Details have been released of an Independent Panel, set up along similar lines to the Hillsborough inquiry, which will probe the extent to which corruption involving the News of the World was a factor in one of the UK’s most notorious unsolved murders.
The Independent Panel looking into the murder of Daniel Morgan will be led by Sir Stanley Burnton and its remit is to examine the circumstances of the murder, its background and the handling of the case over the whole period since March 1987.
This will include:
- police involvement in the murder
- the role played by police corruption in protecting those responsible for the murder from being brought to justice and the failure to confront that corruption
- the incidence of connections between private investigators, police officers and journalists at the News of the World and other parts of the media and corruption involved in the linkages between them.
Private investigator Daniel Morgan was murdered with an axe in a South London car park in 1987. Since then there have been five failed police investigations and a criminal prosecution which collapsed in 2011 after 18 months of pre-trial argument.
One of the defendants in that case, Morgan’s business partner Jonathan Rees, has worked extensively for the News of the World (as well as the Daily Mirror and Sunday Mirror).
Tom Watson MP claimed last year that Morgan went to a News of the World journalist with a story making allegations about police corruption a week before he was killed.
He claimed that two of the men arrested on suspicion of the Morgan murder were part of a “corrupt nexus of private investigators, police officers and journalists at the News of the World”.
The journalist named by Watson, who Press Gazette is not naming for legal reasons, has denied that he was ever contacted by Morgan.
Daniel’s brother Alastair issued a statement today on behalf of his mother Isobel, his sister Jane and himself.
He said: “In 2011, over 24 years after Daniel’s murder, the Metropolitan Police finally admitted that their first investigation of this crime was crippled by police corruption.
“As Daniel’s family, we were aware of that corruption within three weeks of the murder: we said so then, and we have been saying so ever since.
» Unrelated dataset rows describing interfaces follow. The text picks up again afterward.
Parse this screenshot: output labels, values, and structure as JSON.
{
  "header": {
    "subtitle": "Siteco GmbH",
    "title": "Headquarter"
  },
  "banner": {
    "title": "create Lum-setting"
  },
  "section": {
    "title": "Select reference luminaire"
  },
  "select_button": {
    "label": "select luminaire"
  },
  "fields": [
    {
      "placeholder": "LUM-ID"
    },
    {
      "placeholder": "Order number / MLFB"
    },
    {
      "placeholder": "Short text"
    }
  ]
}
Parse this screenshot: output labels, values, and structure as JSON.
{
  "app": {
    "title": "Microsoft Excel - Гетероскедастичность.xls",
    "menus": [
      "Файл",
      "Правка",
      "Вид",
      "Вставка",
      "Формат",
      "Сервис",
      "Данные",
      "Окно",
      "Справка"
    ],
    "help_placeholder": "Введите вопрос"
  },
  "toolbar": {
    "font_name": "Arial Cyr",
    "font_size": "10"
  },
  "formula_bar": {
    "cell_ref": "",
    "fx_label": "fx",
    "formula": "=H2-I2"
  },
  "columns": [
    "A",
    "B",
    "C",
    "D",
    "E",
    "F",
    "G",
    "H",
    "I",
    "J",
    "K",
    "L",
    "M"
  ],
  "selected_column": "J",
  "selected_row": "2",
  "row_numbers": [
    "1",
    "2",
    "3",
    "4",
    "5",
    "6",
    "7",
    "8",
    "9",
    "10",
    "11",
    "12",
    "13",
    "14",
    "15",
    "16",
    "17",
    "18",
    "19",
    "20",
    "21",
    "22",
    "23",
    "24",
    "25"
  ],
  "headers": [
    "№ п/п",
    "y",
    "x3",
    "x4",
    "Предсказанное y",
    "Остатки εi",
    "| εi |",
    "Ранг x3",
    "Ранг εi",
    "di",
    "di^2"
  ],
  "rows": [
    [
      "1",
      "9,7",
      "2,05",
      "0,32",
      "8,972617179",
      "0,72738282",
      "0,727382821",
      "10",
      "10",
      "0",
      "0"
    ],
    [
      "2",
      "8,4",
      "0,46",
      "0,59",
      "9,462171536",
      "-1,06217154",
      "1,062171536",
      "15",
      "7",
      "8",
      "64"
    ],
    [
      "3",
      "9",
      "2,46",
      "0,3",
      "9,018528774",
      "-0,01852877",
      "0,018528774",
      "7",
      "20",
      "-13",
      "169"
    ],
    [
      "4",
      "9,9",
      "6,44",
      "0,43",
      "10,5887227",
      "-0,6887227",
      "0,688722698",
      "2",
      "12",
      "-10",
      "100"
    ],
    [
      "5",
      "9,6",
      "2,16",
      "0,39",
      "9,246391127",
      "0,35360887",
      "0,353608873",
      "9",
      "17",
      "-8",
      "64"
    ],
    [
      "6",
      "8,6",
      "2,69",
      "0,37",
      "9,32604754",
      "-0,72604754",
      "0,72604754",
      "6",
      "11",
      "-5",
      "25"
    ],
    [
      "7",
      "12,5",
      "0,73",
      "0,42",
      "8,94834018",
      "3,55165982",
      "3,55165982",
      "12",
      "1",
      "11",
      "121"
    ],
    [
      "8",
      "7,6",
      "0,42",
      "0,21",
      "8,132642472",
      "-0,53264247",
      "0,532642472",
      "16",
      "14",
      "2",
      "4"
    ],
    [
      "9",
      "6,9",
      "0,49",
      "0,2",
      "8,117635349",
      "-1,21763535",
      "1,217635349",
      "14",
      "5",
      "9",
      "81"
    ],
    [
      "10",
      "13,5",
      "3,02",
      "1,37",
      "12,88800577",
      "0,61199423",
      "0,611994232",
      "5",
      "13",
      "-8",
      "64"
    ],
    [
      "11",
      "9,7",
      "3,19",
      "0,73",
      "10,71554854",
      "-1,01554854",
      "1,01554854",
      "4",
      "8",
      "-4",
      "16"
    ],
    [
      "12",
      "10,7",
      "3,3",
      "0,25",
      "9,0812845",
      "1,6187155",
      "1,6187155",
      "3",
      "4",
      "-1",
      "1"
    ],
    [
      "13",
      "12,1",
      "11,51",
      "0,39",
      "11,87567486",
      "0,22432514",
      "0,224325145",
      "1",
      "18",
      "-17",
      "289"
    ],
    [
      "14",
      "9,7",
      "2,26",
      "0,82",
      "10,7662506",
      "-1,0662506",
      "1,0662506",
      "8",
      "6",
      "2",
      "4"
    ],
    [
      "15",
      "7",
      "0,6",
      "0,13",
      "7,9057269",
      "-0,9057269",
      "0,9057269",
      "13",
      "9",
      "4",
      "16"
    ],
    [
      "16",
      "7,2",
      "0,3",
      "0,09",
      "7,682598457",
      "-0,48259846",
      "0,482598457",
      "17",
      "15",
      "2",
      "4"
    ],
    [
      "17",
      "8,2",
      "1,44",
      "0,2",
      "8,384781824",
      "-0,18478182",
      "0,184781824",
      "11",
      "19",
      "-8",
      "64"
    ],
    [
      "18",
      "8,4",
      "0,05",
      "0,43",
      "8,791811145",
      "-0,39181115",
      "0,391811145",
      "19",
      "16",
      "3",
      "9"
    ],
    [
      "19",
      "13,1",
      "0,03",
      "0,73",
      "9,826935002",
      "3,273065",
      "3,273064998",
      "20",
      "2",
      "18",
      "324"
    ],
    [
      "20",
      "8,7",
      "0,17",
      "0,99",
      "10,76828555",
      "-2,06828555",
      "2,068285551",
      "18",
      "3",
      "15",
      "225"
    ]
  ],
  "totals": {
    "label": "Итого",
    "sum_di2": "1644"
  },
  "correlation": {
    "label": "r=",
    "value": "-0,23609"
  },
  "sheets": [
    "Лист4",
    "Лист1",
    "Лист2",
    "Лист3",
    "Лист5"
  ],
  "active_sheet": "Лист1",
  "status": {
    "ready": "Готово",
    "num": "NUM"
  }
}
Through almost three decades of public protests, meetings with police officers at the highest ranks, lobbying of politicians and pleas to the media, we have found ourselves lied to, fobbed off, bullied, degraded and let down time and time again. What we have been required to endure has been nothing less than mental torture. It has changed our relationship with this country forever.
“In the meanwhile, the allegations and evidence of serious corruption within the Metropolitan Police – extending to recent history and the highest ranks – remained unaddressed through five police investigations and a prosecution aborted after 18 months of pre-trial argument.
“Over most of this period, we witnessed a complete unwillingness by police and successive government to face up to what was occurring, and ultimately a complete failure by police leadership to deal effectively with serious police criminality.
“We trust and hope that the Panel, through its examination and publication of all relevant material and information, will assist the authorities to confront and acknowledge this failure for once and for all, so that we may at last be able to get on with our lives.”
Writing in Press Gazette in 2011, Alastair Morgan – who trained as a journalist – said: “I remember how pleased I was when I started the course to read the words of Lord Donaldson about the primary role of the fourth estate, namely 'to unmask the fraudulent'.
“An inquest into the death of my brother back in 1988 concluded that he'd been 'unlawfully killed". This was no surprise as he'd been found with the blade of a 14in hatchet embedded in his face. There were disturbingly well-developed allegations and evidence of police involvement in the murder too.
“The fourth estate descended on the inquest like a flock of pigeons. 'Cops in 'murder plot''and 'Murder mistress in got-at denial'were two of the headlines I vividly recall. Then, as fast as they'd fl ocked in, they fl ew away, as if a hungry fox had shown up in an aviary. And they stayed away, while the police investigated themselves, the press watchdog wagged its tail and ministers regurgitated assurances fed to them by top cops.
“After this, the London media barely pointed its nose in the direction of the unsolved murder and the allegations of police involvement for many years. I tried hard, but few wanted to know. Or rather, some wanted to know, but fewer still were willing to write. Some red-tops even spread unfounded speculation about the murder, which was less than helpful."